So much to think about!!!   We can’t just stay in the foyer!!!   Deeper understandings await!

interior

The interior of this beautiful home made for you is huge!   There are rooms and rooms and corridors to explore off the main hallway.

Choose a word from the story of the Israelite in Egypt, or their eventual and inevitable slavery and their cries of discontent and hopelessness; or the story of God sending Moses and preparing him in his childhood and manhood and his finally saying yes, he is willing; the Pharaoh with the ever-hardening heart;   the mastery of the God over His creation manifested by the Plagues;  release;  the night of the Passover  —

And this points to all the elements of the Gospel story:  the Son of God was sent to “seek and to save them that were lost”  and to die for them,  to Redeem the people of earth — and the motivation was the Love of God for us – and that never goes away . . . .

On and on –  you will never exhaust the details or tire of the story.  Again, the words used in telling the story are Types of the Gospel Story of Christ’s First Coming.   You won’t run out of rooms to visit!
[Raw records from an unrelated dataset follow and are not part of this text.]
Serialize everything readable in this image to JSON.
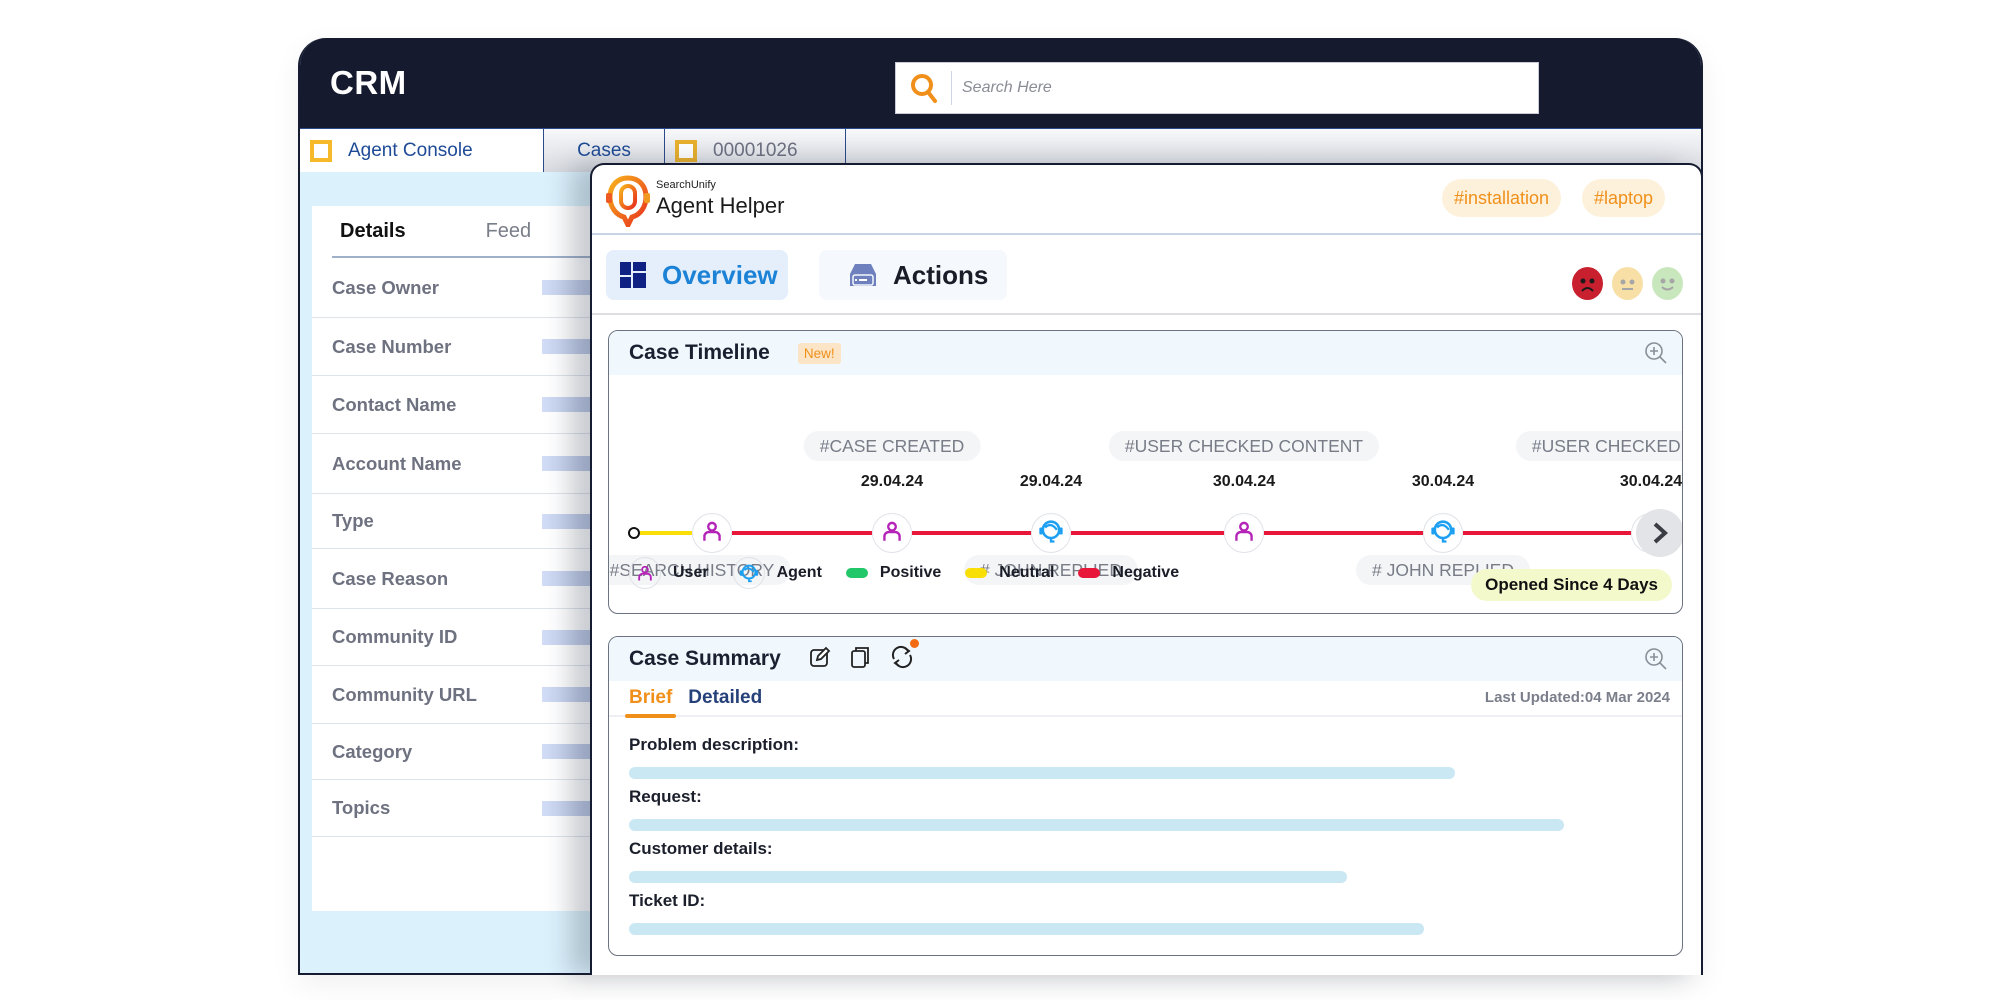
{
  "crm": {
    "title": "CRM",
    "search": {
      "placeholder": "Search Here",
      "value": ""
    },
    "tabs": [
      {
        "label": "Agent Console",
        "icon": "square-icon",
        "active": true
      },
      {
        "label": "Cases",
        "active": false
      },
      {
        "label": "00001026",
        "icon": "square-icon",
        "active": false
      }
    ],
    "details": {
      "tabs": [
        {
          "label": "Details",
          "active": true
        },
        {
          "label": "Feed",
          "active": false
        }
      ],
      "fields": [
        "Case Owner",
        "Case Number",
        "Contact Name",
        "Account Name",
        "Type",
        "Case Reason",
        "Community ID",
        "Community URL",
        "Category",
        "Topics"
      ]
    }
  },
  "helper": {
    "brand_small": "SearchUnify",
    "brand_name": "Agent Helper",
    "hashtags": [
      "#installation",
      "#laptop"
    ],
    "nav_tabs": [
      {
        "label": "Overview",
        "icon": "grid-icon",
        "active": true
      },
      {
        "label": "Actions",
        "icon": "inbox-icon",
        "active": false
      }
    ],
    "sentiment_icons": [
      {
        "name": "negative",
        "color": "#c8202f"
      },
      {
        "name": "neutral",
        "color": "#f8dfa6"
      },
      {
        "name": "positive",
        "color": "#c9e7bd"
      }
    ],
    "timeline": {
      "title": "Case Timeline",
      "badge": "New!",
      "events": [
        {
          "type": "user",
          "date": "",
          "tag_top": "",
          "tag_bottom": "#SEARCH HISTORY",
          "segment_before": "neutral"
        },
        {
          "type": "user",
          "date": "29.04.24",
          "tag_top": "#CASE CREATED",
          "tag_bottom": "",
          "segment_before": "negative"
        },
        {
          "type": "agent",
          "date": "29.04.24",
          "tag_top": "",
          "tag_bottom": "# JOHN REPLIED",
          "segment_before": "negative"
        },
        {
          "type": "user",
          "date": "30.04.24",
          "tag_top": "#USER CHECKED CONTENT",
          "tag_bottom": "",
          "segment_before": "negative"
        },
        {
          "type": "agent",
          "date": "30.04.24",
          "tag_top": "",
          "tag_bottom": "# JOHN REPLIED",
          "segment_before": "negative"
        },
        {
          "type": "user",
          "date": "30.04.24",
          "tag_top": "#USER CHECKED CONTENT",
          "tag_bottom": "",
          "segment_before": "negative"
        }
      ],
      "legend": [
        {
          "label": "User",
          "kind": "user"
        },
        {
          "label": "Agent",
          "kind": "agent"
        },
        {
          "label": "Positive",
          "color": "#22c76a"
        },
        {
          "label": "Neutral",
          "color": "#f9df06"
        },
        {
          "label": "Negative",
          "color": "#e8173a"
        }
      ],
      "status": "Opened Since 4 Days"
    },
    "summary": {
      "title": "Case Summary",
      "tabs": [
        {
          "label": "Brief",
          "active": true
        },
        {
          "label": "Detailed",
          "active": false
        }
      ],
      "last_updated": "Last Updated:04 Mar 2024",
      "sections": [
        {
          "label": "Problem description:",
          "fill": 0.8
        },
        {
          "label": "Request:",
          "fill": 0.905
        },
        {
          "label": "Customer details:",
          "fill": 0.695
        },
        {
          "label": "Ticket ID:",
          "fill": 0.77
        }
      ]
    }
  },
  "colors": {
    "header_bg": "#151a2f",
    "accent_orange": "#f0901a",
    "overview_blue": "#1c82d6",
    "user_purple": "#b524b8",
    "agent_blue": "#1da0f2",
    "positive": "#22c76a",
    "neutral": "#f9df06",
    "negative": "#e8173a"
  }
}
room

Many place during this Easter Week to sit and rest and contemplate –satisfying,  welcoming,  comforting,  the whole Gospel story belonging to you . . .

Just  give yourself some time,   just choose a door, a word to begin with:

door door

Easter Week is only one Octave of days!

 

 

 

THE GOOD SHEPHERD: Philosophy 101

April 19, 2015

Today in Christendom is Good Shepherd Sunday.    We join with our ancestors for hundreds and hundreds  of years in learning more deeply why Our Lord is likened to a Shepherd and why we are likened to sheep.

Good  shepherd

Looking forward,  we join today with future generations who will also learn and contemplate Christ the Good Shepherd.   We will teach our children — and observe how they instinctively understand this analogy.

The Shepherd cares for the sheep and does everything in their best interest.  The sheep,  little ones and  older ones,  follow His lead because they trust Him to know best.    They keep their eye on their shepherd,  they go to him for their needs, and we can even  imagine the sheep bear affection towards their shepherd.

This alone is worthy of a lifetime of meditation.

As we become adults and grow older,   it’s a good thing to focus on that very word which children, in their childlike innocence, seem to understand so well:   “Good.”     The tiniest toddler understands:  “Good boy!”    “Good girl.”

And what does it mean when we call the Son of God, our Good Shepherd   “good”?      Wise men with greater intellects than I have said that  God is good, and that the very definition of “good”  is named God,  and that God is Goodness itself.   Fundamentally,  what is good?   God is that which is Goodness.

Do you have a problem with God?    Imagine a “better God” – one that is so good that He is infinitely good —  That is God.    You’ve heard a lot of enemies of God speak about Him.   So can you imagine an even better God than what they say there is?    Then that is the real God.

You can go on and on like this;  keep imagining a God who is even more good,  and even more good than that.    You may go on into Infinity, and then begin to approach the Goodness of the One God Most High — Who is Goodness itself.

“God  is  Good.”   And God is the source and origin of all goodness that comes into man’s thinking.

But is He “real”?        Long before Christianity came about,  The Greeks understood that something that is actually really in existence is greater than the thought of it.   

Christian philosophy adds a kind of definition of God:    “God is that than which no greater can be conceived.”    

So when you say God is Good, and have an idea what that means,  still greater is the real God,  for He actually exists. 

And in His Goodness,   He is actually Good to us as individuals.   

Good shepherd and you

He is our Shepherd,   one sheep at a time.

A child can understand this.